Inside the building the plan is dominated by a central courtroom and the hallway which surrounds it. The courtroom has a pitched roof supported by four arch braces and is lit by clerestory windows. Public entry to the court is provided at the rear of the room, opposite the main entrance, whilst two doors set within each side wall communicate with the hallway, providing access for court officials and jury members.

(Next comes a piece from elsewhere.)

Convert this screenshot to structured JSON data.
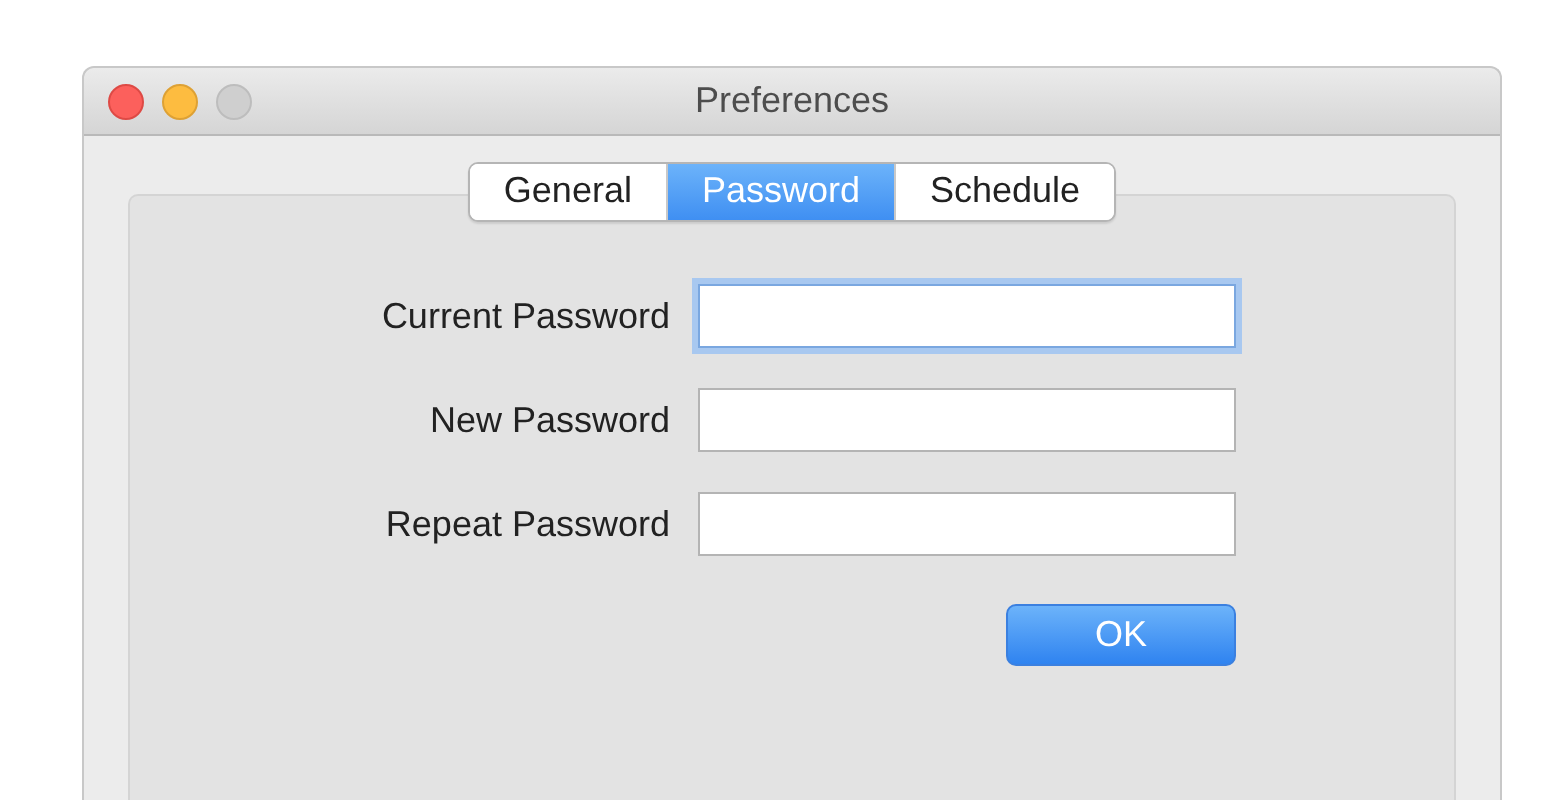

Hipped roofs shelter the ancillary rooms, chief among them being a holding cell, jury room and law library on the west side of the building and the judges' rooms and concrete strong-room on the east side.
c.1970 - Court room reroofed.
1980s - Mezzanines constructed over most of the ancillary rooms on the west side of the building; the largest of which are those above the staff training room and the bailiff's room in the north and south corners respectively. Removal of wall and installation of public inquiry counter in the south-east corner of the building.
1911 - 1912
Tenders called 1911. Foundation stone laid March 1912
Court Room reroofed
Mezzanines constructed over most of the ancillary rooms on the west side of the building; the largest of which are those above the staff training room and the bailiff's room in the north and south corners respectively.
Removal of wall and installation of public inquiry counter in the south-east corner of the building.
Brick and concrete, roof of corrugated galvanised iron and coloursteel. Sandstone.
20th May 2002
Report Written By
Cyclopedia of New Zealand, 1906
Cyclopedia Company, Industrial, descriptive, historical, biographical facts, figures, illustrations, Wellington, N.Z, 1897-1908, Vol. 5, Nelson, Marlborough, Westland, 1906
John Flood, Greymouth recalled: an historical collection of photographs to mark the 2000 millennium, Greymouth, 2001
Grey River Argus
Grey River Argus
Thursday 9 December 1909, p.1
13 March 1912, p4
14 March 1912, p5
Oswald Henry Jackson, Greymouth: the first 100 years, 1868-1968, Greymouth, 
Peter Kerridge, Glimpses of Greymouth and district: a 1993 record of the development of Greymouth and district over the past one hundred and twenty-five years and some of the activities and achievements of its citizens, councils and community organisations, 1868-1993, Greymouth, 1993
E. Iveagh Lord, Greymouth district diamond jubilee, (1868-1928), Greymouth, [1928?]
Peter Richardson, 'An Architecture of Empire: The Government Buildings of John Campbell in New Zealand', MA Thesis, University of Canterbury, 1988
Peter Richardson, 'Building the Dominion: Government Architecture in New Zealand 1840-1922', PhD thesis, University of Canterbury, 1997
University of Canterbury
University of Canterbury
Files: New Zealand Architecture File, School of Fine Arts Reference Room
Ministry of Justice
Ministry of Justice
Maurice, Kidd, Unpublished Notes on New Zealand Courthouses. NZHPT Canterbury/West Coast Office
This historic place was registered under the Historic Places Act 1980. This report includes the text from the original Building Classification Committee report considered by the NZHPT Board at the time of registration.
Please note that entry on the New Zealand Heritage List/Rarangi Korero identifies only the heritage values of the property concerned, and should not be construed as advice on the state of the property, or as a comment of its soundness or safety, including in regard to earthquake risk, safety in the event of fire, or insanitary conditions.